Items listed in a dataset
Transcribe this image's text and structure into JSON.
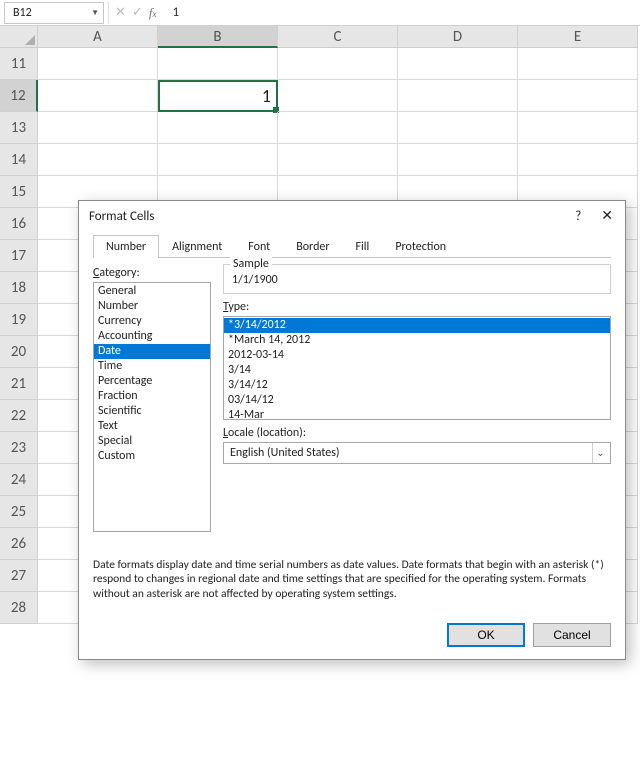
{
  "formula_bar": {
    "name_box": "B12",
    "value": "1"
  },
  "grid": {
    "columns": [
      "A",
      "B",
      "C",
      "D",
      "E"
    ],
    "active_col": "B",
    "rows": [
      "11",
      "12",
      "13",
      "14",
      "15",
      "16",
      "17",
      "18",
      "19",
      "20",
      "21",
      "22",
      "23",
      "24",
      "25",
      "26",
      "27",
      "28"
    ],
    "active_row": "12",
    "active_cell_value": "1"
  },
  "dialog": {
    "title": "Format Cells",
    "help": "?",
    "tabs": [
      "Number",
      "Alignment",
      "Font",
      "Border",
      "Fill",
      "Protection"
    ],
    "active_tab": "Number",
    "category_label": "Category:",
    "categories": [
      "General",
      "Number",
      "Currency",
      "Accounting",
      "Date",
      "Time",
      "Percentage",
      "Fraction",
      "Scientific",
      "Text",
      "Special",
      "Custom"
    ],
    "selected_category": "Date",
    "sample_label": "Sample",
    "sample_value": "1/1/1900",
    "type_label": "Type:",
    "types": [
      "*3/14/2012",
      "*March 14, 2012",
      "2012-03-14",
      "3/14",
      "3/14/12",
      "03/14/12",
      "14-Mar"
    ],
    "selected_type": "*3/14/2012",
    "locale_label": "Locale (location):",
    "locale_value": "English (United States)",
    "description": "Date formats display date and time serial numbers as date values.  Date formats that begin with an asterisk (*) respond to changes in regional date and time settings that are specified for the operating system. Formats without an asterisk are not affected by operating system settings.",
    "buttons": {
      "ok": "OK",
      "cancel": "Cancel"
    }
  }
}
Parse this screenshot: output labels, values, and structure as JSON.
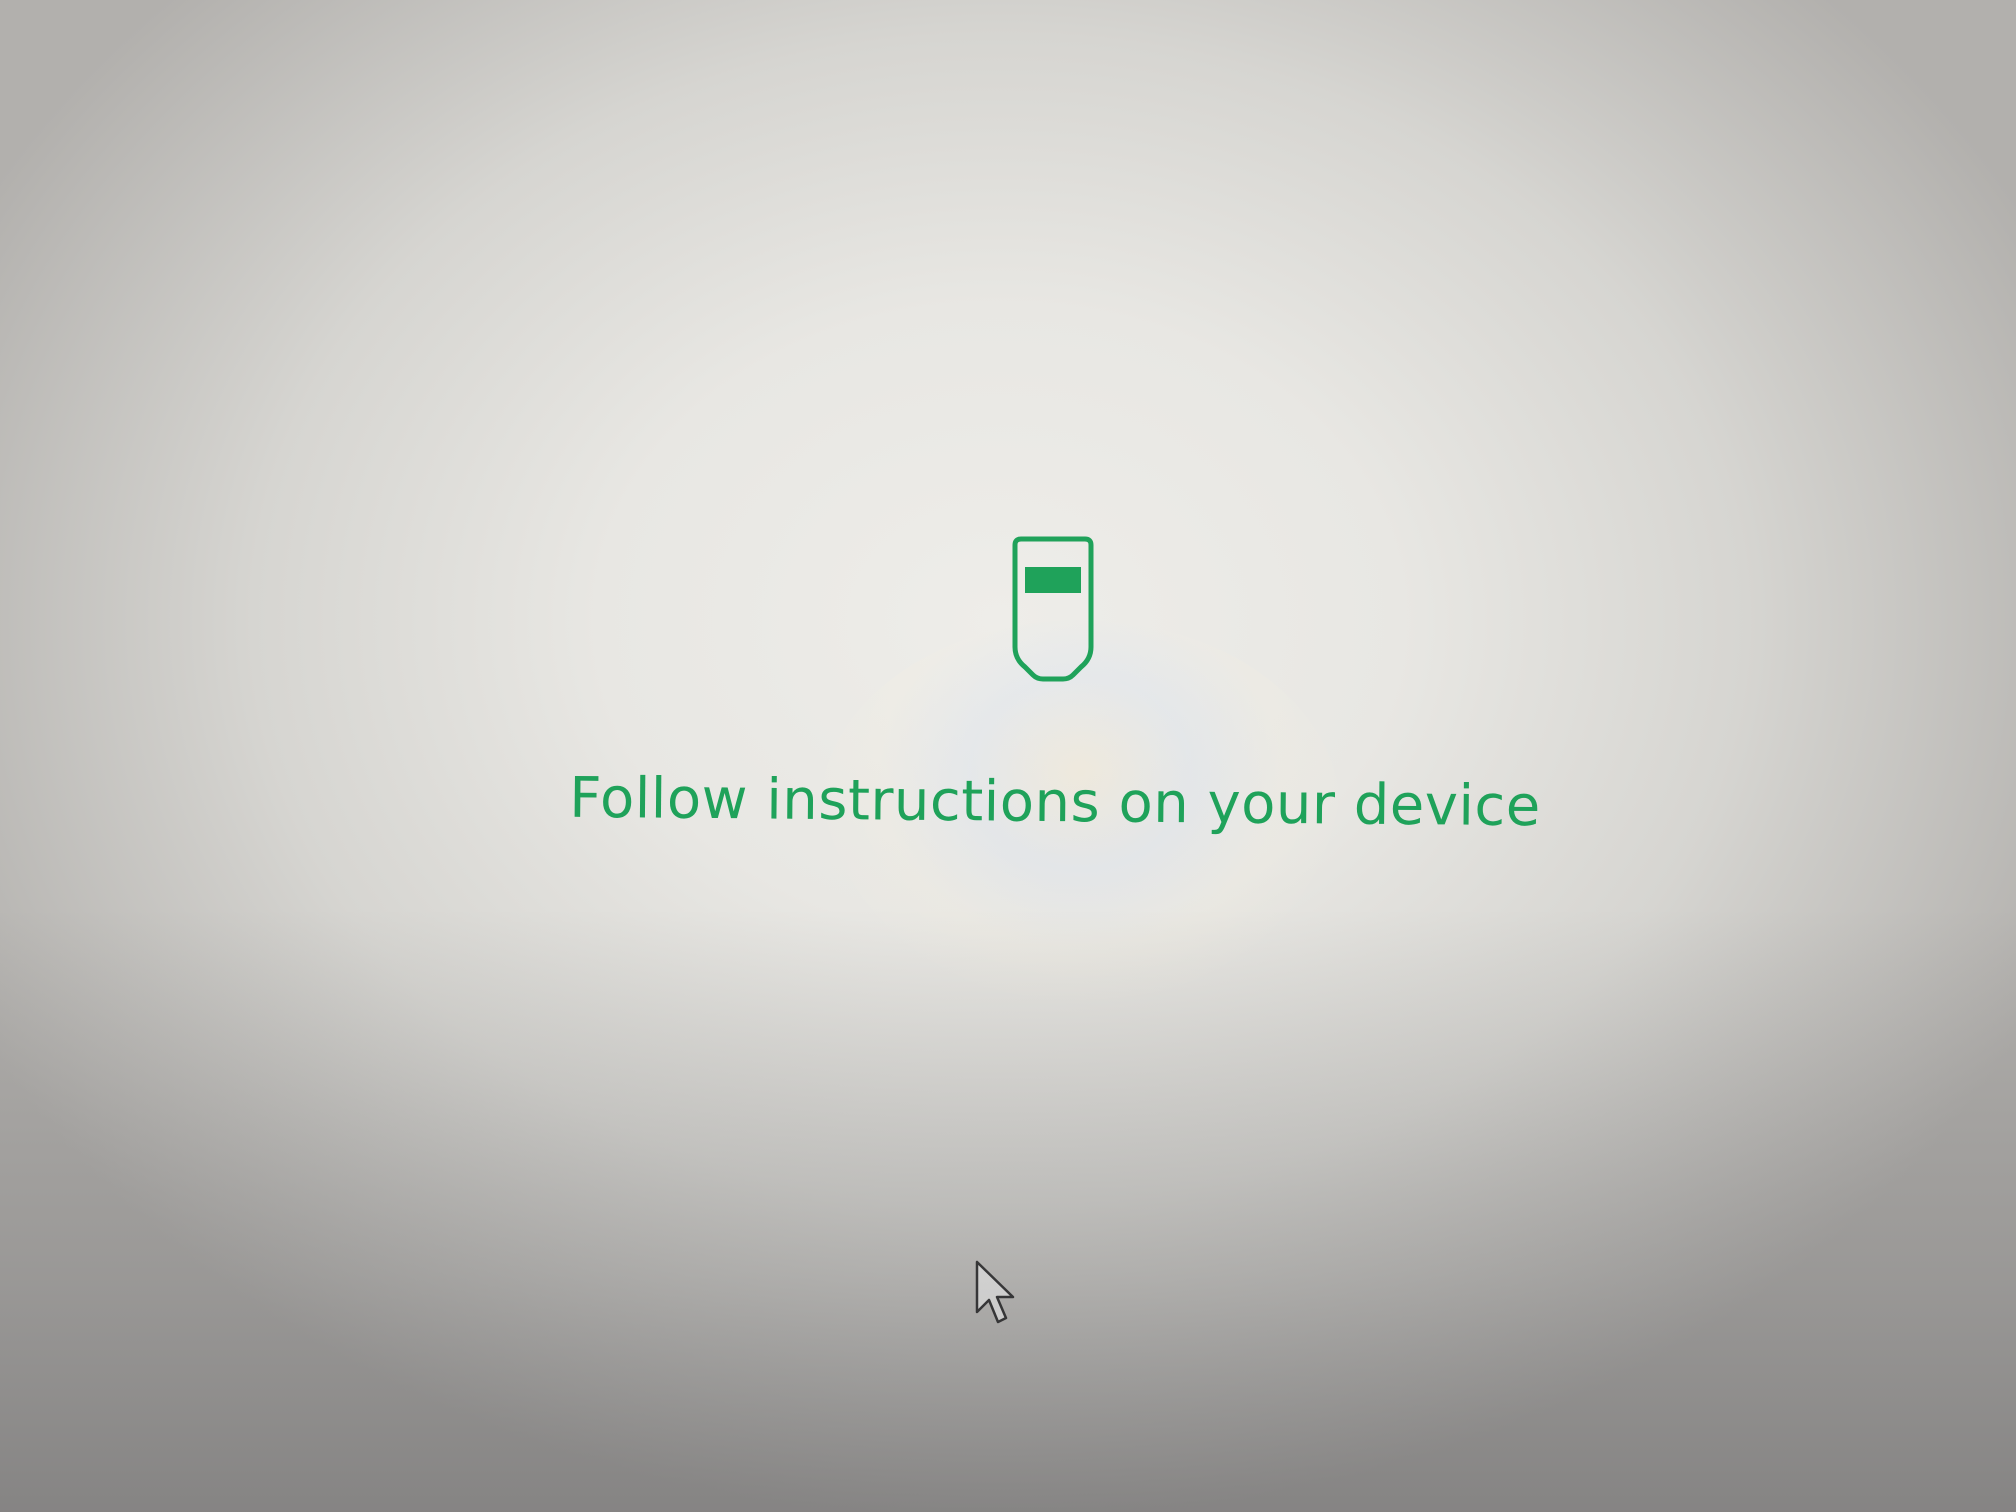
{
  "screen": {
    "message": "Follow instructions on your device",
    "accent_color": "#1fa25a",
    "icon": "hardware-wallet-device-icon",
    "cursor": "mouse-pointer-icon"
  }
}
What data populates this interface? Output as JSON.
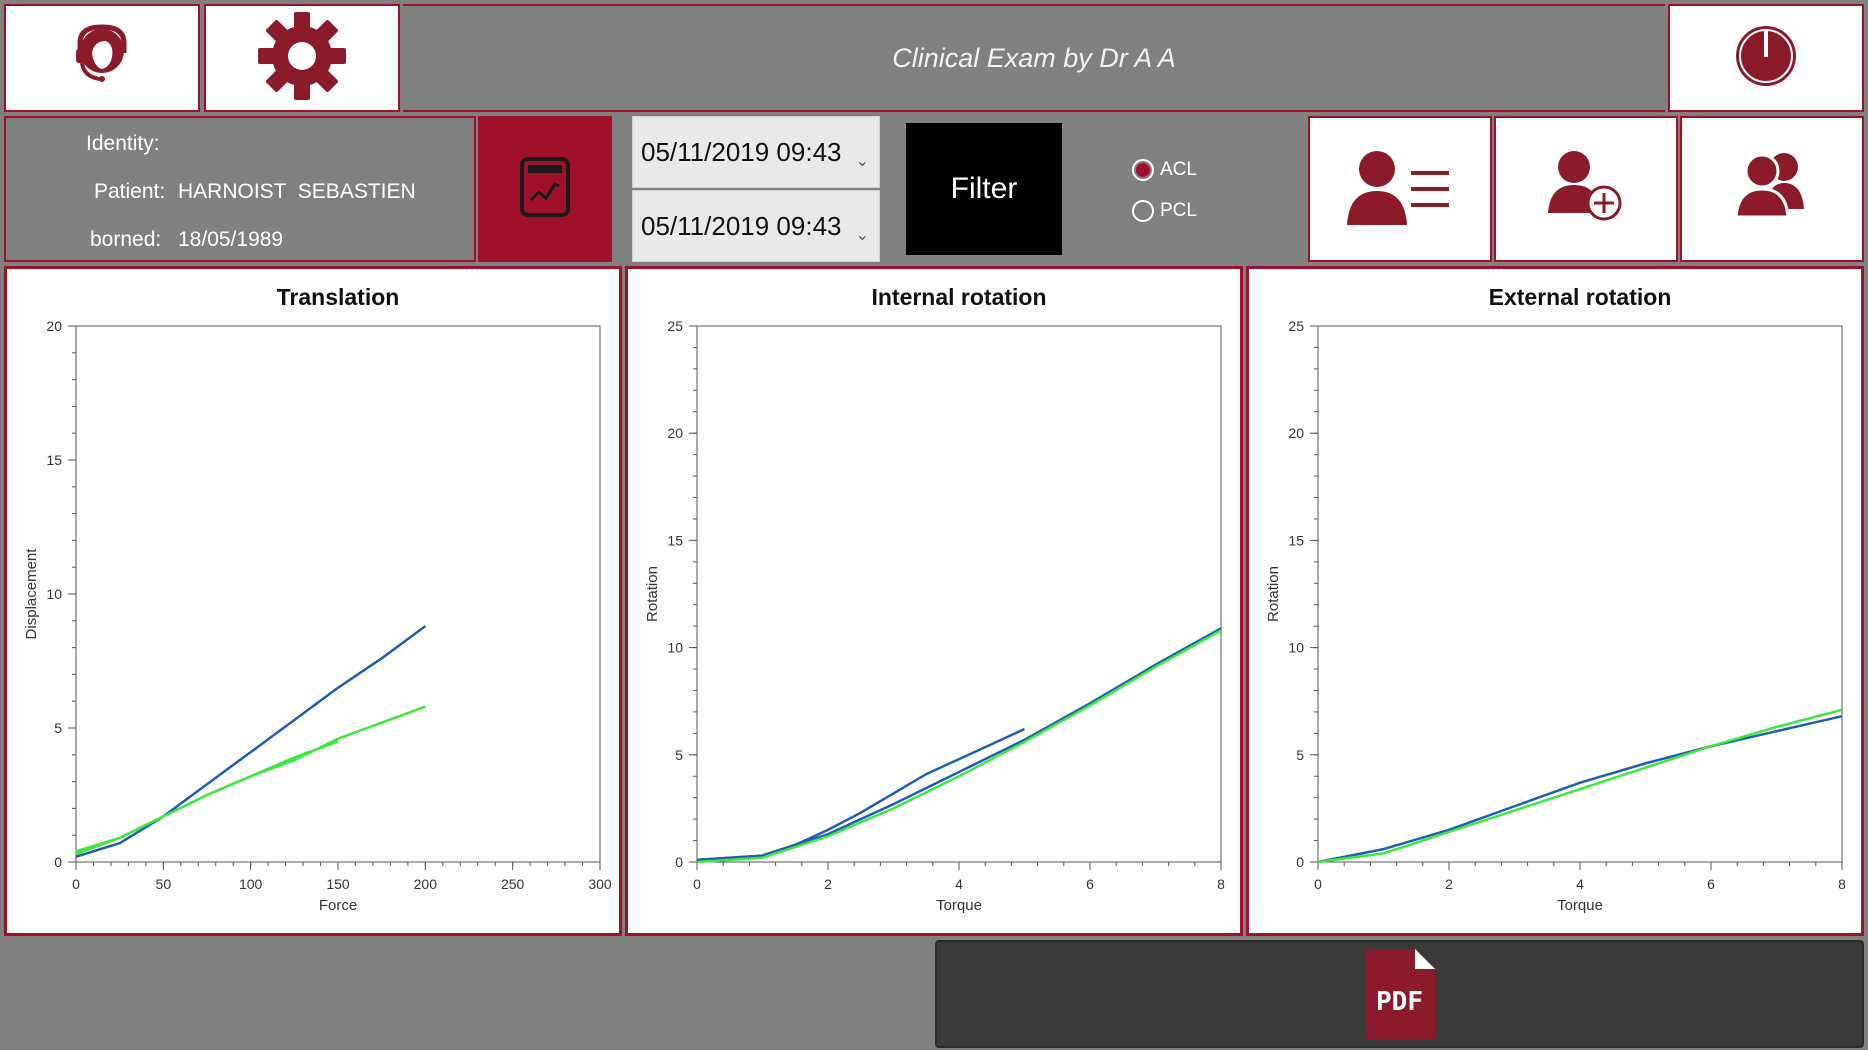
{
  "header": {
    "title": "Clinical Exam by Dr  A A"
  },
  "identity": {
    "heading": "Identity:",
    "patient_label": "Patient:",
    "patient_name": "HARNOIST  SEBASTIEN",
    "born_label": "borned:",
    "born_date": "18/05/1989"
  },
  "dates": {
    "start": "05/11/2019 09:43",
    "end": "05/11/2019 09:43"
  },
  "filter_label": "Filter",
  "radios": [
    {
      "label": "ACL",
      "checked": true
    },
    {
      "label": "PCL",
      "checked": false
    }
  ],
  "icons": {
    "support": "headset-icon",
    "settings": "gear-icon",
    "power": "power-icon",
    "report": "report-chart-icon",
    "patient_list": "patient-list-icon",
    "add_patient": "add-patient-icon",
    "patients": "patients-icon",
    "pdf": "pdf-icon"
  },
  "pdf_label": "PDF",
  "colors": {
    "accent": "#a0102a",
    "series_blue": "#1f5fb0",
    "series_green": "#3ee83e"
  },
  "chart_data": [
    {
      "type": "line",
      "title": "Translation",
      "xlabel": "Force",
      "ylabel": "Displacement",
      "xlim": [
        0,
        300
      ],
      "ylim": [
        0,
        20
      ],
      "xticks": [
        0,
        50,
        100,
        150,
        200,
        250,
        300
      ],
      "yticks": [
        0,
        5,
        10,
        15,
        20
      ],
      "series": [
        {
          "color": "#1f5fb0",
          "x": [
            0,
            25,
            50,
            75,
            100,
            125,
            150,
            175,
            200
          ],
          "y": [
            0.2,
            0.7,
            1.7,
            2.9,
            4.1,
            5.3,
            6.5,
            7.6,
            8.8
          ]
        },
        {
          "color": "#3ee83e",
          "x": [
            0,
            25,
            50,
            75,
            100,
            125,
            150
          ],
          "y": [
            0.3,
            0.9,
            1.7,
            2.5,
            3.2,
            3.9,
            4.5
          ]
        },
        {
          "color": "#3ee83e",
          "x": [
            0,
            25,
            50,
            75,
            100,
            125,
            150,
            175,
            200
          ],
          "y": [
            0.4,
            0.9,
            1.7,
            2.5,
            3.2,
            3.8,
            4.6,
            5.2,
            5.8
          ]
        }
      ]
    },
    {
      "type": "line",
      "title": "Internal rotation",
      "xlabel": "Torque",
      "ylabel": "Rotation",
      "xlim": [
        0,
        8
      ],
      "ylim": [
        0,
        25
      ],
      "xticks": [
        0,
        2,
        4,
        6,
        8
      ],
      "yticks": [
        0,
        5,
        10,
        15,
        20,
        25
      ],
      "series": [
        {
          "color": "#1f5fb0",
          "x": [
            0,
            1,
            1.5,
            2,
            2.5,
            3,
            3.5,
            4,
            4.5,
            5
          ],
          "y": [
            0.1,
            0.3,
            0.8,
            1.5,
            2.3,
            3.2,
            4.1,
            4.8,
            5.5,
            6.2
          ]
        },
        {
          "color": "#1f5fb0",
          "x": [
            0,
            1,
            2,
            3,
            4,
            5,
            6,
            7,
            8
          ],
          "y": [
            0.1,
            0.3,
            1.3,
            2.7,
            4.2,
            5.7,
            7.4,
            9.2,
            10.9
          ]
        },
        {
          "color": "#3ee83e",
          "x": [
            0,
            1,
            2,
            3,
            4,
            5,
            6,
            7,
            8
          ],
          "y": [
            0.0,
            0.2,
            1.2,
            2.5,
            4.0,
            5.6,
            7.3,
            9.1,
            10.8
          ]
        }
      ]
    },
    {
      "type": "line",
      "title": "External rotation",
      "xlabel": "Torque",
      "ylabel": "Rotation",
      "xlim": [
        0,
        8
      ],
      "ylim": [
        0,
        25
      ],
      "xticks": [
        0,
        2,
        4,
        6,
        8
      ],
      "yticks": [
        0,
        5,
        10,
        15,
        20,
        25
      ],
      "series": [
        {
          "color": "#1f5fb0",
          "x": [
            0,
            1,
            2,
            3,
            4,
            5,
            6,
            7,
            8
          ],
          "y": [
            0.0,
            0.6,
            1.5,
            2.6,
            3.7,
            4.6,
            5.4,
            6.1,
            6.8
          ]
        },
        {
          "color": "#3ee83e",
          "x": [
            0,
            1,
            2,
            3,
            4,
            5,
            6,
            7,
            8
          ],
          "y": [
            0.0,
            0.4,
            1.4,
            2.4,
            3.4,
            4.4,
            5.4,
            6.3,
            7.1
          ]
        }
      ]
    }
  ]
}
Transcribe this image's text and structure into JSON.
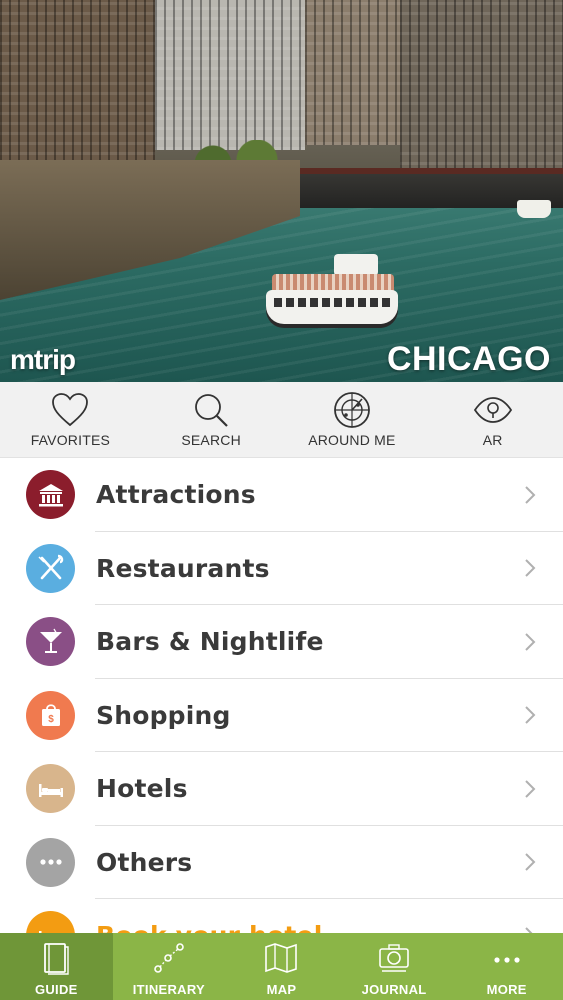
{
  "hero": {
    "brand": "mtrip",
    "city": "CHICAGO"
  },
  "quick_actions": [
    {
      "label": "FAVORITES",
      "icon": "heart-icon"
    },
    {
      "label": "SEARCH",
      "icon": "search-icon"
    },
    {
      "label": "AROUND ME",
      "icon": "radar-icon"
    },
    {
      "label": "AR",
      "icon": "eye-icon"
    }
  ],
  "categories": [
    {
      "label": "Attractions",
      "icon": "museum-icon",
      "color": "#8b1d2c"
    },
    {
      "label": "Restaurants",
      "icon": "utensils-icon",
      "color": "#5aaee0"
    },
    {
      "label": "Bars & Nightlife",
      "icon": "cocktail-icon",
      "color": "#8a4f86"
    },
    {
      "label": "Shopping",
      "icon": "shopping-bag-icon",
      "color": "#f07a4f"
    },
    {
      "label": "Hotels",
      "icon": "bed-icon",
      "color": "#d8b58c"
    },
    {
      "label": "Others",
      "icon": "ellipsis-icon",
      "color": "#a4a4a4"
    },
    {
      "label": "Book your hotel",
      "icon": "hotel-booking-icon",
      "color": "#f39c12"
    }
  ],
  "tabs": [
    {
      "label": "GUIDE",
      "icon": "book-icon",
      "active": true
    },
    {
      "label": "ITINERARY",
      "icon": "route-icon",
      "active": false
    },
    {
      "label": "MAP",
      "icon": "map-icon",
      "active": false
    },
    {
      "label": "JOURNAL",
      "icon": "camera-icon",
      "active": false
    },
    {
      "label": "MORE",
      "icon": "more-icon",
      "active": false
    }
  ],
  "colors": {
    "tabbar": "#8bb547",
    "tab_active": "#6f9638",
    "accent_orange": "#f39c12"
  }
}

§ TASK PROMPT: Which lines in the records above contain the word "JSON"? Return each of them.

§ TASK SOLUTION:
Transcribe this image's text and structure into JSON.
Parse this screenshot: output labels, values, and structure as JSON.
What data populates this interface? Output as JSON.
Transcribe this image's text and structure into JSON.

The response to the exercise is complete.